The United Nations voted in favour of a new legal framework that will serve as a guide for countries restructuring their debts, as is the case with Argentina and the vulture funds.
124 countries voted in favour of the proposal, with just 11 voting against, and 41 abstentions.
Among those nations who voted against the proposal were the United States, the United Kingdom, Israel, Germany, Czech Republic, Australia, Japan and Finland.
The debate was led by the Argentine Foreign Minister Hector Timerman and will end with a vote on the new resolution.
The G-77 group voted at the end of August unanimously to debate the issue at the United Nations and to create new rules to regulate international debt restructurings.

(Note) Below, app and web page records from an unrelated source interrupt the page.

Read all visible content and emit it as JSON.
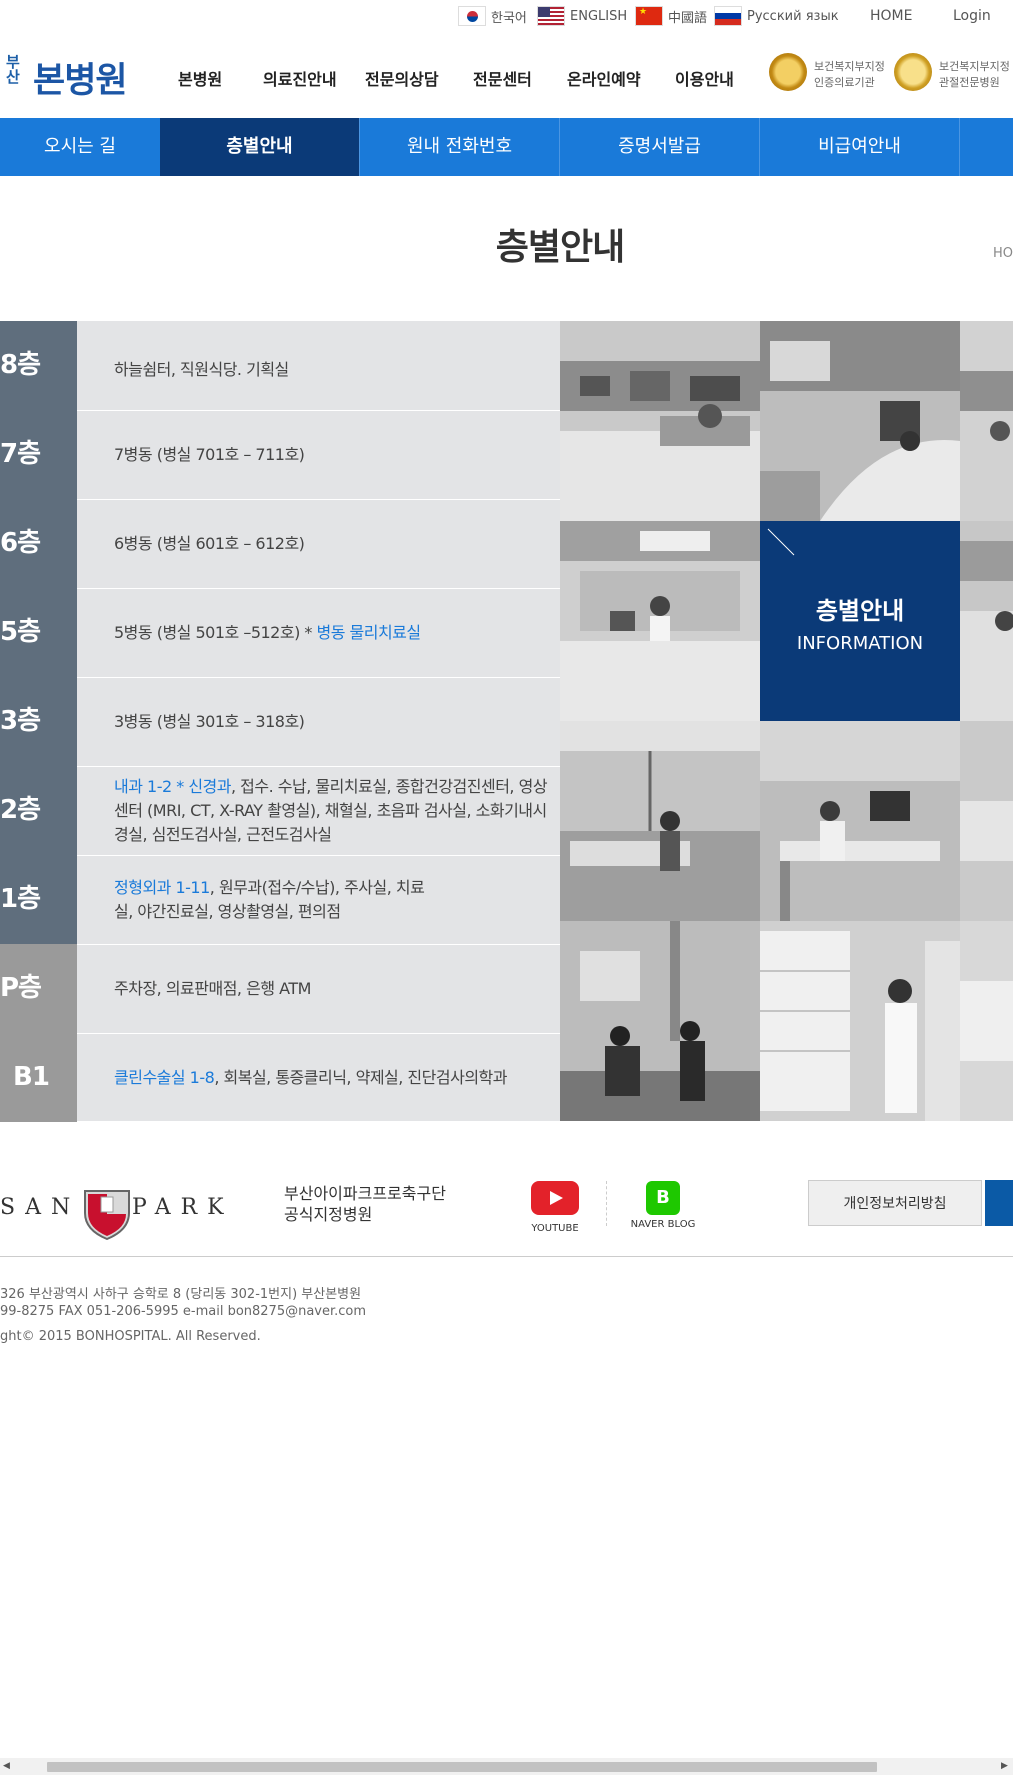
{
  "top_bar": {
    "languages": [
      {
        "label": "한국어",
        "flag": "kr"
      },
      {
        "label": "ENGLISH",
        "flag": "us"
      },
      {
        "label": "中國語",
        "flag": "cn"
      },
      {
        "label": "Русский язык",
        "flag": "ru"
      }
    ],
    "home": "HOME",
    "login": "Login"
  },
  "header": {
    "logo_small": "부산",
    "logo_main": "본병원",
    "gnb": [
      "본병원",
      "의료진안내",
      "전문의상담",
      "전문센터",
      "온라인예약",
      "이용안내"
    ],
    "badges": [
      {
        "line1": "보건복지부지정",
        "line2": "인증의료기관"
      },
      {
        "line1": "보건복지부지정",
        "line2": "관절전문병원"
      }
    ]
  },
  "subnav": {
    "items": [
      "오시는 길",
      "층별안내",
      "원내 전화번호",
      "증명서발급",
      "비급여안내"
    ],
    "active_index": 1
  },
  "page": {
    "title": "층별안내",
    "breadcrumb": "HO"
  },
  "floors": [
    {
      "floor": "8층",
      "parts": [
        {
          "text": "하늘쉼터, 직원식당. 기획실",
          "hl": false
        }
      ]
    },
    {
      "floor": "7층",
      "parts": [
        {
          "text": "7병동 (병실 701호 – 711호)",
          "hl": false
        }
      ]
    },
    {
      "floor": "6층",
      "parts": [
        {
          "text": "6병동 (병실 601호 – 612호)",
          "hl": false
        }
      ]
    },
    {
      "floor": "5층",
      "parts": [
        {
          "text": "5병동 (병실 501호 –512호) * ",
          "hl": false
        },
        {
          "text": "병동 물리치료실",
          "hl": true
        }
      ]
    },
    {
      "floor": "3층",
      "parts": [
        {
          "text": "3병동 (병실 301호 – 318호)",
          "hl": false
        }
      ]
    },
    {
      "floor": "2층",
      "parts": [
        {
          "text": "내과 1-2 * 신경과",
          "hl": true
        },
        {
          "text": ", 접수. 수납, 물리치료실, 종합건강검진센터, 영상센터 (MRI, CT, X-RAY  촬영실), 채혈실, 초음파 검사실, 소화기내시경실, 심전도검사실, 근전도검사실",
          "hl": false
        }
      ]
    },
    {
      "floor": "1층",
      "parts": [
        {
          "text": "정형외과 1-11",
          "hl": true
        },
        {
          "text": ", 원무과(접수/수납), 주사실, 치료실, 야간진료실, 영상촬영실, 편의점",
          "hl": false
        }
      ]
    },
    {
      "floor": "P층",
      "parts": [
        {
          "text": "주차장, 의료판매점, 은행 ATM",
          "hl": false
        }
      ]
    },
    {
      "floor": "B1",
      "parts": [
        {
          "text": "클린수술실 1-8",
          "hl": true
        },
        {
          "text": ", 회복실, 통증클리닉, 약제실, 진단검사의학과",
          "hl": false
        }
      ]
    }
  ],
  "info_box": {
    "title": "층별안내",
    "subtitle": "INFORMATION"
  },
  "footer": {
    "team_logo": "SAN   I'PARK",
    "team_text_line1": "부산아이파크프로축구단",
    "team_text_line2": "공식지정병원",
    "youtube_label": "YOUTUBE",
    "naver_label": "NAVER BLOG",
    "naver_icon": "B",
    "privacy_button": "개인정보처리방침",
    "address": "326 부산광역시 사하구 승학로 8 (당리동 302-1번지) 부산본병원",
    "contact": "99-8275 FAX 051-206-5995 e-mail bon8275@naver.com",
    "copyright": "ght© 2015 BONHOSPITAL. All Reserved."
  }
}
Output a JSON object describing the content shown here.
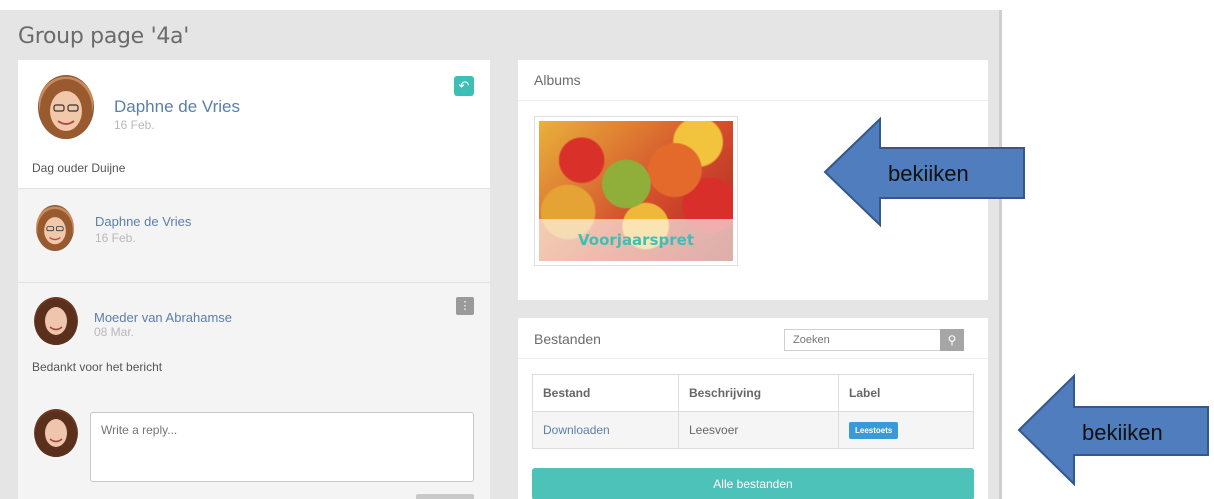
{
  "page": {
    "title": "Group page '4a'"
  },
  "post": {
    "author": "Daphne de Vries",
    "date": "16 Feb.",
    "text": "Dag ouder Duijne",
    "reply_icon": "reply-icon"
  },
  "comments": [
    {
      "author": "Daphne de Vries",
      "date": "16 Feb.",
      "text": ""
    },
    {
      "author": "Moeder van Abrahamse",
      "date": "08 Mar.",
      "text": "Bedankt voor het bericht",
      "menu_icon": "info-icon"
    }
  ],
  "reply": {
    "placeholder": "Write a reply..."
  },
  "albums": {
    "heading": "Albums",
    "items": [
      {
        "label": "Voorjaarspret"
      }
    ]
  },
  "files": {
    "heading": "Bestanden",
    "search_placeholder": "Zoeken",
    "search_icon": "search-icon",
    "columns": [
      "Bestand",
      "Beschrijving",
      "Label"
    ],
    "rows": [
      {
        "file": "Downloaden",
        "description": "Leesvoer",
        "label": "Leestoets"
      }
    ],
    "all_files_label": "Alle bestanden"
  },
  "annotations": [
    {
      "text": "bekiiken"
    },
    {
      "text": "bekiiken"
    }
  ],
  "colors": {
    "accent": "#3dbfb6",
    "link": "#5b7fa8",
    "tag": "#3a9ad9",
    "arrow_fill": "#4f7dbd",
    "arrow_stroke": "#35578a"
  }
}
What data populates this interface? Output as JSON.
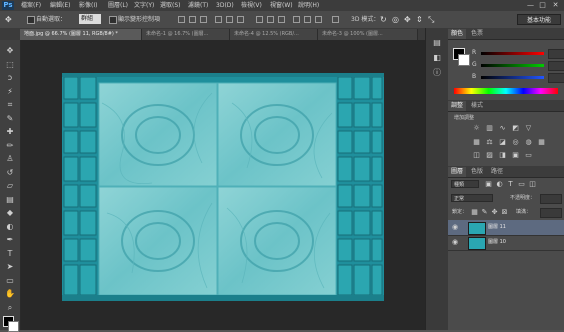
{
  "app": {
    "logo": "Ps"
  },
  "menu": [
    "檔案(F)",
    "編輯(E)",
    "影像(I)",
    "圖層(L)",
    "文字(Y)",
    "選取(S)",
    "濾鏡(T)",
    "3D(D)",
    "檢視(V)",
    "視窗(W)",
    "說明(H)"
  ],
  "window_controls": [
    "—",
    "□",
    "✕"
  ],
  "options": {
    "auto_select_label": "自動選取：",
    "auto_select_value": "群組",
    "show_transform_label": "顯示變形控制項",
    "mode_3d_label": "3D 模式：",
    "workspace": "基本功能"
  },
  "tabs": [
    {
      "label": "地面.jpg @ 66.7% (圖層 11, RGB/8#) *",
      "active": true
    },
    {
      "label": "未命名-1 @ 16.7% (圖層...",
      "active": false
    },
    {
      "label": "未命名-4 @ 12.5% (RGB/...",
      "active": false
    },
    {
      "label": "未命名-3 @ 100% (圖層...",
      "active": false
    }
  ],
  "tools": [
    {
      "icon": "move-tool-icon",
      "glyph": "✥"
    },
    {
      "icon": "marquee-tool-icon",
      "glyph": "⬚"
    },
    {
      "icon": "lasso-tool-icon",
      "glyph": "ↄ"
    },
    {
      "icon": "magic-wand-icon",
      "glyph": "⚡"
    },
    {
      "icon": "crop-tool-icon",
      "glyph": "⌗"
    },
    {
      "icon": "eyedropper-icon",
      "glyph": "✎"
    },
    {
      "icon": "healing-brush-icon",
      "glyph": "✚"
    },
    {
      "icon": "brush-tool-icon",
      "glyph": "✏"
    },
    {
      "icon": "clone-stamp-icon",
      "glyph": "♙"
    },
    {
      "icon": "history-brush-icon",
      "glyph": "↺"
    },
    {
      "icon": "eraser-icon",
      "glyph": "▱"
    },
    {
      "icon": "gradient-tool-icon",
      "glyph": "▤"
    },
    {
      "icon": "blur-tool-icon",
      "glyph": "◆"
    },
    {
      "icon": "dodge-tool-icon",
      "glyph": "◐"
    },
    {
      "icon": "pen-tool-icon",
      "glyph": "✒"
    },
    {
      "icon": "type-tool-icon",
      "glyph": "T"
    },
    {
      "icon": "path-selection-icon",
      "glyph": "➤"
    },
    {
      "icon": "shape-tool-icon",
      "glyph": "▭"
    },
    {
      "icon": "hand-tool-icon",
      "glyph": "✋"
    },
    {
      "icon": "zoom-tool-icon",
      "glyph": "⌕"
    }
  ],
  "panels": {
    "color_tabs": [
      "顏色",
      "色票"
    ],
    "rgb_labels": [
      "R",
      "G",
      "B"
    ],
    "adjust_tabs": [
      "調整",
      "樣式"
    ],
    "adjust_title": "增加調整",
    "layers_tabs": [
      "圖層",
      "色版",
      "路徑"
    ],
    "kind_label": "種類",
    "blend_mode": "正常",
    "opacity_label": "不透明度：",
    "lock_label": "鎖定：",
    "fill_label": "填滿：",
    "layers": [
      {
        "name": "圖層 11",
        "selected": true
      },
      {
        "name": "圖層 10",
        "selected": false
      }
    ]
  },
  "colors": {
    "slider_r": "#d22b2b",
    "slider_g": "#2bb32b",
    "slider_b": "#2b5bd2",
    "texture": "#2aa6b2"
  }
}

A part of the U.N. resolution states that, “Recognizing the need to create a legal framework that facilitates the orderly restructuring of sovereign debts, allows the re-establishment of viability and growth without creating incentives that inadvertently increase the risk of non-compliance and acts as a deterrent to disruptive litigation that creditors could engage in during negotiations to restructure sovereign debts.”
The debate at the U.N. is a result of the worldwide alarm at the Argentine case, and the fear that the ruling by the U.S. Supreme Court in favor of the vulture funds could have a negative impact on other countries.
The new reform could empower poor countries against predatory funds and limit future defaults.
Even large institutions like the International Monetary Fund and World Bank have expressed concerns that the victory for the predatory hold out funds would make debt restructuring more difficult.